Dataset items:
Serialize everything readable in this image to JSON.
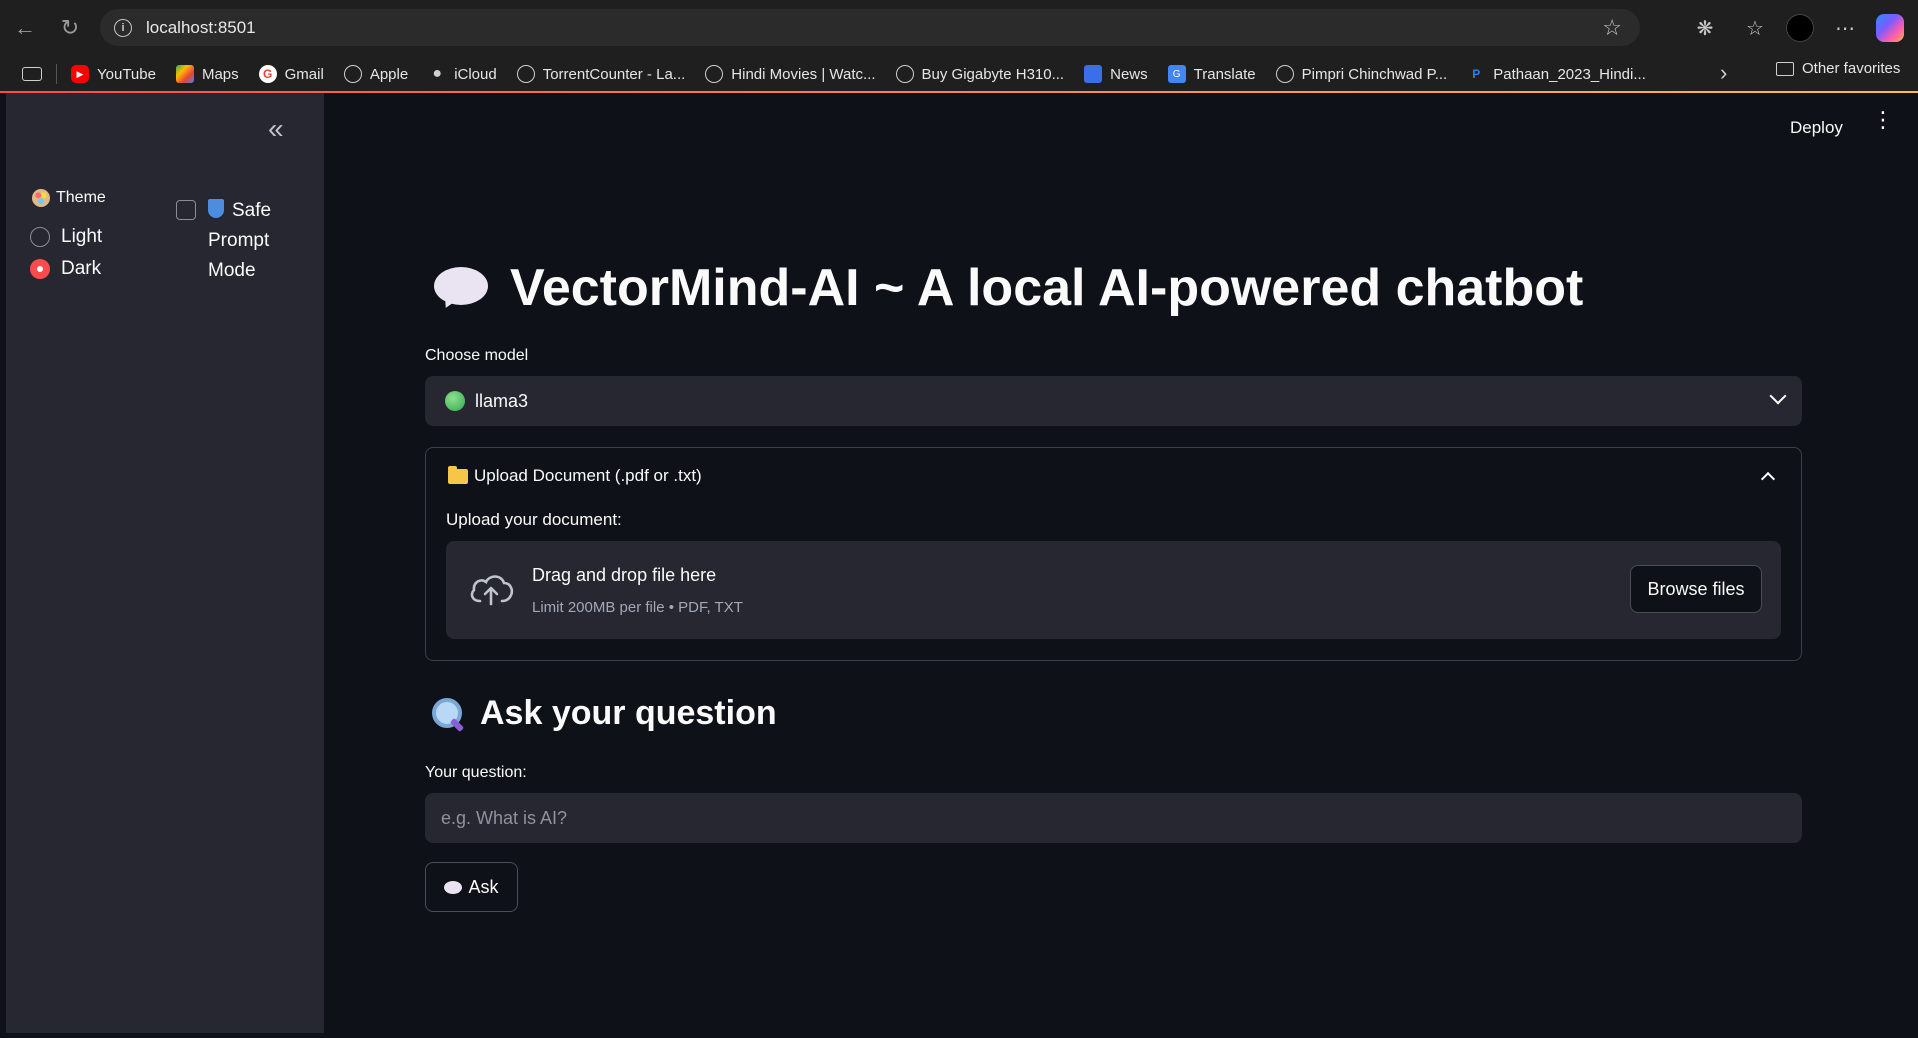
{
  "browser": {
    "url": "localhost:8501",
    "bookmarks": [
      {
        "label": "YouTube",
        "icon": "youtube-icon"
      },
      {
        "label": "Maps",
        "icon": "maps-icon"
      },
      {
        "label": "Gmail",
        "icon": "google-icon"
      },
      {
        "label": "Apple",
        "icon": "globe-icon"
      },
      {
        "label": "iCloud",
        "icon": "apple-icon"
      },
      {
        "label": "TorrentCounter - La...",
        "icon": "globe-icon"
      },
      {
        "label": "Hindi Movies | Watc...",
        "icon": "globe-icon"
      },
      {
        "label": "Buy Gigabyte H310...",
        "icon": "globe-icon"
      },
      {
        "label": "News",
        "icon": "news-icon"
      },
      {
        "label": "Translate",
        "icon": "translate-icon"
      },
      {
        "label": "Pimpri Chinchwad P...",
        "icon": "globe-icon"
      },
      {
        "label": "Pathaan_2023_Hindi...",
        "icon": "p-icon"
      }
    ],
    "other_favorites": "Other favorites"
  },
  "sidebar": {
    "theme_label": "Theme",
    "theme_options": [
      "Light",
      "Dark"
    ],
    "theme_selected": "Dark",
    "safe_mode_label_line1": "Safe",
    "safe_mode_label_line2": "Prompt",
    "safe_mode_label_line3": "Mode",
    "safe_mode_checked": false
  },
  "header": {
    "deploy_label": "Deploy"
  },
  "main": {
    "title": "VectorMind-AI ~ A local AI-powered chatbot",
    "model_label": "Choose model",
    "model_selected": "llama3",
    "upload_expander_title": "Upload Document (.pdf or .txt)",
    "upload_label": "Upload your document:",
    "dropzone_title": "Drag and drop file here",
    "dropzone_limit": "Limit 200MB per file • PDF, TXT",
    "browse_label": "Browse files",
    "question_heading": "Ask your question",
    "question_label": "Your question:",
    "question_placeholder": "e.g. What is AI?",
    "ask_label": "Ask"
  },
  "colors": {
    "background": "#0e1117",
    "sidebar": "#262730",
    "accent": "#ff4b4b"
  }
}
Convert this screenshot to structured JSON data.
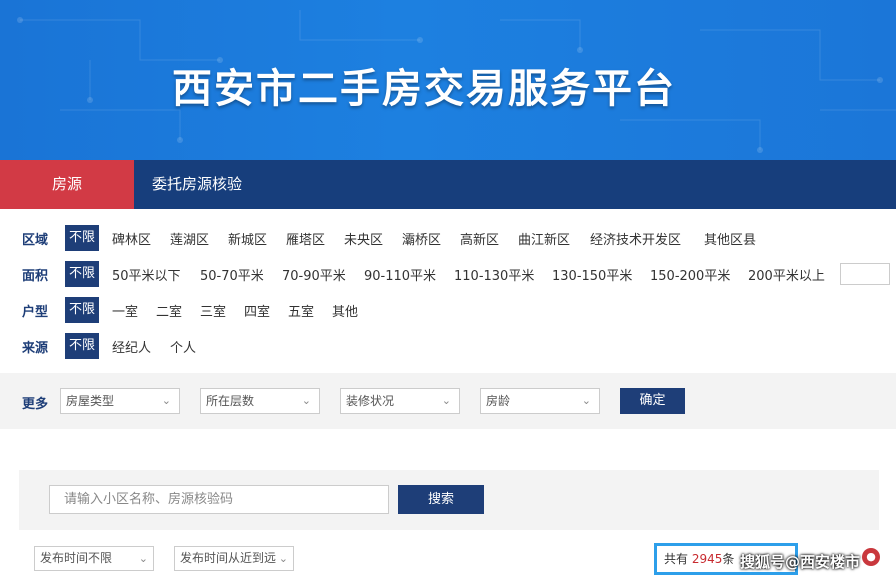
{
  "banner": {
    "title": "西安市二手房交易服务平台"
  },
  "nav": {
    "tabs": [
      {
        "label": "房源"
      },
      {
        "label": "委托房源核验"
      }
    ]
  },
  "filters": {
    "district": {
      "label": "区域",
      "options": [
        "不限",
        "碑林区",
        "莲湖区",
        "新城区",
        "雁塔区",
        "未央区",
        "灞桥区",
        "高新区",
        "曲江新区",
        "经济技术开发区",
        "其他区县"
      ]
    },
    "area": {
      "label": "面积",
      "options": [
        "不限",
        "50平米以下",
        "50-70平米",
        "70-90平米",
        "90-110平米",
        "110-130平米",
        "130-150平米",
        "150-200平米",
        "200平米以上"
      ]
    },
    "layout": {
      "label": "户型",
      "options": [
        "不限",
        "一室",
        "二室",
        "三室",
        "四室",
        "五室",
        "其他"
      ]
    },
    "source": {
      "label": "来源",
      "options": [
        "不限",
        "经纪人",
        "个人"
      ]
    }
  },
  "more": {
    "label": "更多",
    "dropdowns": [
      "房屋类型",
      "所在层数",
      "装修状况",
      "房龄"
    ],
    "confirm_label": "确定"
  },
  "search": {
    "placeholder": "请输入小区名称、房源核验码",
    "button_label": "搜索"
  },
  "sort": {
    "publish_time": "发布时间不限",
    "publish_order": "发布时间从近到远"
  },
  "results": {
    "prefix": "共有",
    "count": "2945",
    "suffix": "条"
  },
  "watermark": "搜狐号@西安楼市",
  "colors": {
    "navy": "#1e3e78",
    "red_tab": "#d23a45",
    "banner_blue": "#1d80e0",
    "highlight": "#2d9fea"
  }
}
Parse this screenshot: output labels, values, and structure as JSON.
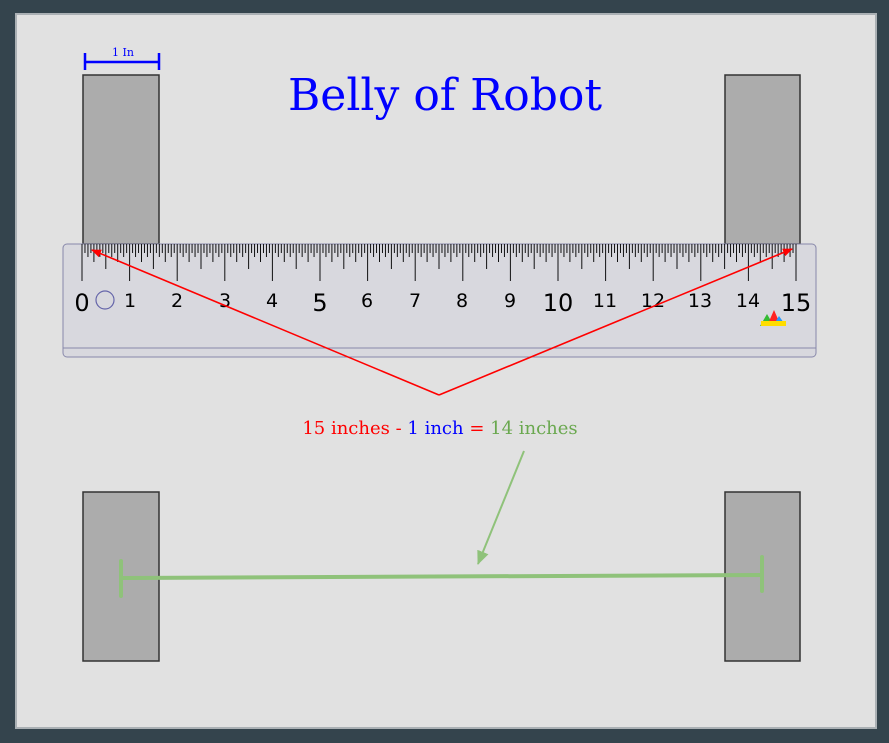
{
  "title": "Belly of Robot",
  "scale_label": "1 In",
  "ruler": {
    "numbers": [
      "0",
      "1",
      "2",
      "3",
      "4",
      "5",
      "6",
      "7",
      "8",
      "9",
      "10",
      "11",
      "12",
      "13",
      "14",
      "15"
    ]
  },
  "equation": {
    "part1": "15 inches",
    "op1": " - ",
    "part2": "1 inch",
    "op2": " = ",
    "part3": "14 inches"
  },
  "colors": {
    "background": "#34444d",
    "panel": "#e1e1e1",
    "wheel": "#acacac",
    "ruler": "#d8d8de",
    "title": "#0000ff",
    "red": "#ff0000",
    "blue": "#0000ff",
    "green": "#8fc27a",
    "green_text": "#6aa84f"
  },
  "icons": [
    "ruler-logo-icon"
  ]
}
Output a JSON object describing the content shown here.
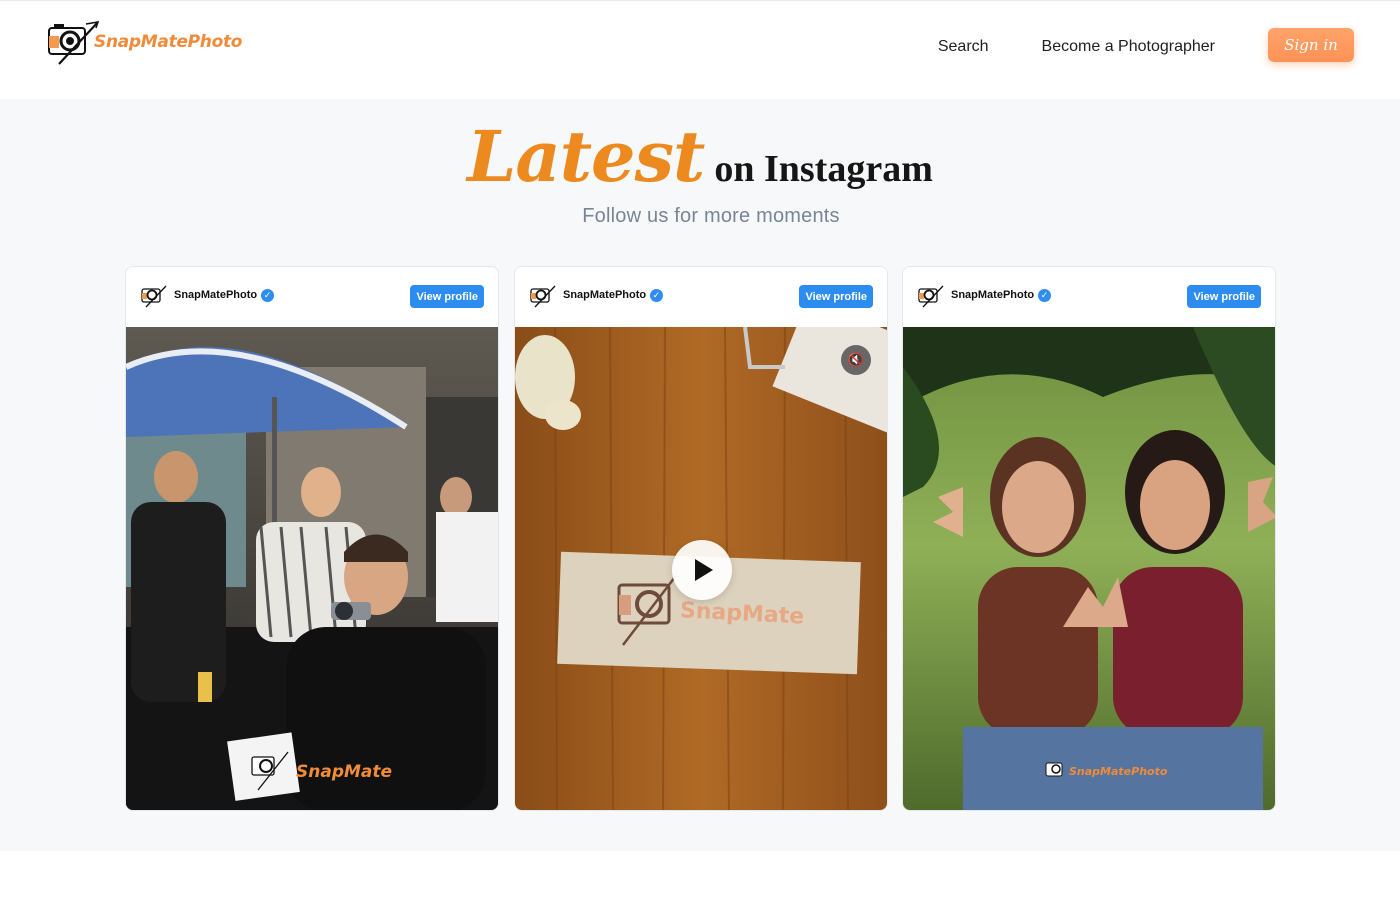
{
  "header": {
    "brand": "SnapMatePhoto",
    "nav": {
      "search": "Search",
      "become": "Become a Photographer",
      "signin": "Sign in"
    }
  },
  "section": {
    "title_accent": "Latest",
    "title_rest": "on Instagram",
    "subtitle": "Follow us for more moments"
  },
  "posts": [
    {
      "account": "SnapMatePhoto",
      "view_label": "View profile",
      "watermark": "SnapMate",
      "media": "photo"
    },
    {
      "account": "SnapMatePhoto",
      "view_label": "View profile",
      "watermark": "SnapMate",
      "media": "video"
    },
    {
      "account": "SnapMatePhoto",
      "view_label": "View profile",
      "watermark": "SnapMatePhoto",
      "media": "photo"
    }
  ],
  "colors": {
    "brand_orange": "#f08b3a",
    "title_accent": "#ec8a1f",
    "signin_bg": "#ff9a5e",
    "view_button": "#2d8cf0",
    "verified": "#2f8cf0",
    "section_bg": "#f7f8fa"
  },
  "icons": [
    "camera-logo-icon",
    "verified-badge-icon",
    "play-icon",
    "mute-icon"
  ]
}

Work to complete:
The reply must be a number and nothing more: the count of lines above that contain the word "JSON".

Expected answer:
4